EXERCISE
Repeat the records below exactly.

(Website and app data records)

====

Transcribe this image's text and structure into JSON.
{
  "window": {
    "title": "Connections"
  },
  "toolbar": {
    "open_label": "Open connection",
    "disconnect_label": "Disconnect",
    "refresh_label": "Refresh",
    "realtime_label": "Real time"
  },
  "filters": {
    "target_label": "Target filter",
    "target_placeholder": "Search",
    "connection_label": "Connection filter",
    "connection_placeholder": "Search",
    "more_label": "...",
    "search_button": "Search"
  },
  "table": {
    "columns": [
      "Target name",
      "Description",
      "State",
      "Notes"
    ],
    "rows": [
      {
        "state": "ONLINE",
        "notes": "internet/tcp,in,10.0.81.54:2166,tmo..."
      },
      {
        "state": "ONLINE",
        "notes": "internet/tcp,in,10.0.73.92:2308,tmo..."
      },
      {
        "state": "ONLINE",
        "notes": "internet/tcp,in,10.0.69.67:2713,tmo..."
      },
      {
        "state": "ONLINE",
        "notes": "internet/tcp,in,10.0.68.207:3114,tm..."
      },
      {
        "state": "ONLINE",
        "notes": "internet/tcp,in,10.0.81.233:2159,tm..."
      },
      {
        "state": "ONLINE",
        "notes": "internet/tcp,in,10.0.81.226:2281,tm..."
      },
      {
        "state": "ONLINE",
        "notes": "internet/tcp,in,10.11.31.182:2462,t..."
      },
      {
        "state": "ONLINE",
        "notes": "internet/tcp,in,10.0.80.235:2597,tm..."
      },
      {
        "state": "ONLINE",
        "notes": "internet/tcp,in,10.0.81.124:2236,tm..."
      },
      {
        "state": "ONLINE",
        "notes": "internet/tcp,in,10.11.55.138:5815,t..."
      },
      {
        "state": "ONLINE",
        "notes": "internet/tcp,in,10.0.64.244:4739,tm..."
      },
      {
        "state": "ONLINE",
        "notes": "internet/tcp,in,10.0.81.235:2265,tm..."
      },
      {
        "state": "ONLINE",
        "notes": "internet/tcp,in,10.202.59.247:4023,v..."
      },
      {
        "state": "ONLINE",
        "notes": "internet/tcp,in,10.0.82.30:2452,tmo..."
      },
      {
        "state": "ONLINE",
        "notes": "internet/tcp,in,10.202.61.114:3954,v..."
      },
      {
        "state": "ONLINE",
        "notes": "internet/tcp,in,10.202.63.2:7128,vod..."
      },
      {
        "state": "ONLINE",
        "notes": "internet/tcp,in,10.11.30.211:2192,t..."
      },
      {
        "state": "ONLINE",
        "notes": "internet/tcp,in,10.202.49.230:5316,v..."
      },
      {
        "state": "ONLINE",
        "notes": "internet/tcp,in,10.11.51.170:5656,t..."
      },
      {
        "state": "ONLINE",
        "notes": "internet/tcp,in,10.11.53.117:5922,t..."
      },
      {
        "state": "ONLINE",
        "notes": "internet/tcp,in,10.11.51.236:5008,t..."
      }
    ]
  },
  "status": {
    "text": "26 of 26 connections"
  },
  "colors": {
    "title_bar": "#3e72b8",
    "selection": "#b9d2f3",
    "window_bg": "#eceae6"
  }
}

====

EXERCISE ANSWER
Transcribe this image's text and structure into JSON.
{
  "window": {
    "title": "Connections"
  },
  "toolbar": {
    "open_label": "Open connection",
    "disconnect_label": "Disconnect",
    "refresh_label": "Refresh",
    "realtime_label": "Real time"
  },
  "filters": {
    "target_label": "Target filter",
    "target_placeholder": "Search",
    "connection_label": "Connection filter",
    "connection_placeholder": "Search",
    "more_label": "...",
    "search_button": "Search"
  },
  "table": {
    "columns": [
      "Target name",
      "Description",
      "State",
      "Notes"
    ],
    "rows": [
      {
        "state": "ONLINE",
        "notes": "internet/tcp,in,10.0.81.54:2166,tmo..."
      },
      {
        "state": "ONLINE",
        "notes": "internet/tcp,in,10.0.73.92:2308,tmo..."
      },
      {
        "state": "ONLINE",
        "notes": "internet/tcp,in,10.0.69.67:2713,tmo..."
      },
      {
        "state": "ONLINE",
        "notes": "internet/tcp,in,10.0.68.207:3114,tm..."
      },
      {
        "state": "ONLINE",
        "notes": "internet/tcp,in,10.0.81.233:2159,tm..."
      },
      {
        "state": "ONLINE",
        "notes": "internet/tcp,in,10.0.81.226:2281,tm..."
      },
      {
        "state": "ONLINE",
        "notes": "internet/tcp,in,10.11.31.182:2462,t..."
      },
      {
        "state": "ONLINE",
        "notes": "internet/tcp,in,10.0.80.235:2597,tm..."
      },
      {
        "state": "ONLINE",
        "notes": "internet/tcp,in,10.0.81.124:2236,tm..."
      },
      {
        "state": "ONLINE",
        "notes": "internet/tcp,in,10.11.55.138:5815,t..."
      },
      {
        "state": "ONLINE",
        "notes": "internet/tcp,in,10.0.64.244:4739,tm..."
      },
      {
        "state": "ONLINE",
        "notes": "internet/tcp,in,10.0.81.235:2265,tm..."
      },
      {
        "state": "ONLINE",
        "notes": "internet/tcp,in,10.202.59.247:4023,v..."
      },
      {
        "state": "ONLINE",
        "notes": "internet/tcp,in,10.0.82.30:2452,tmo..."
      },
      {
        "state": "ONLINE",
        "notes": "internet/tcp,in,10.202.61.114:3954,v..."
      },
      {
        "state": "ONLINE",
        "notes": "internet/tcp,in,10.202.63.2:7128,vod..."
      },
      {
        "state": "ONLINE",
        "notes": "internet/tcp,in,10.11.30.211:2192,t..."
      },
      {
        "state": "ONLINE",
        "notes": "internet/tcp,in,10.202.49.230:5316,v..."
      },
      {
        "state": "ONLINE",
        "notes": "internet/tcp,in,10.11.51.170:5656,t..."
      },
      {
        "state": "ONLINE",
        "notes": "internet/tcp,in,10.11.53.117:5922,t..."
      },
      {
        "state": "ONLINE",
        "notes": "internet/tcp,in,10.11.51.236:5008,t..."
      }
    ]
  },
  "status": {
    "text": "26 of 26 connections"
  },
  "colors": {
    "title_bar": "#3e72b8",
    "selection": "#b9d2f3",
    "window_bg": "#eceae6"
  }
}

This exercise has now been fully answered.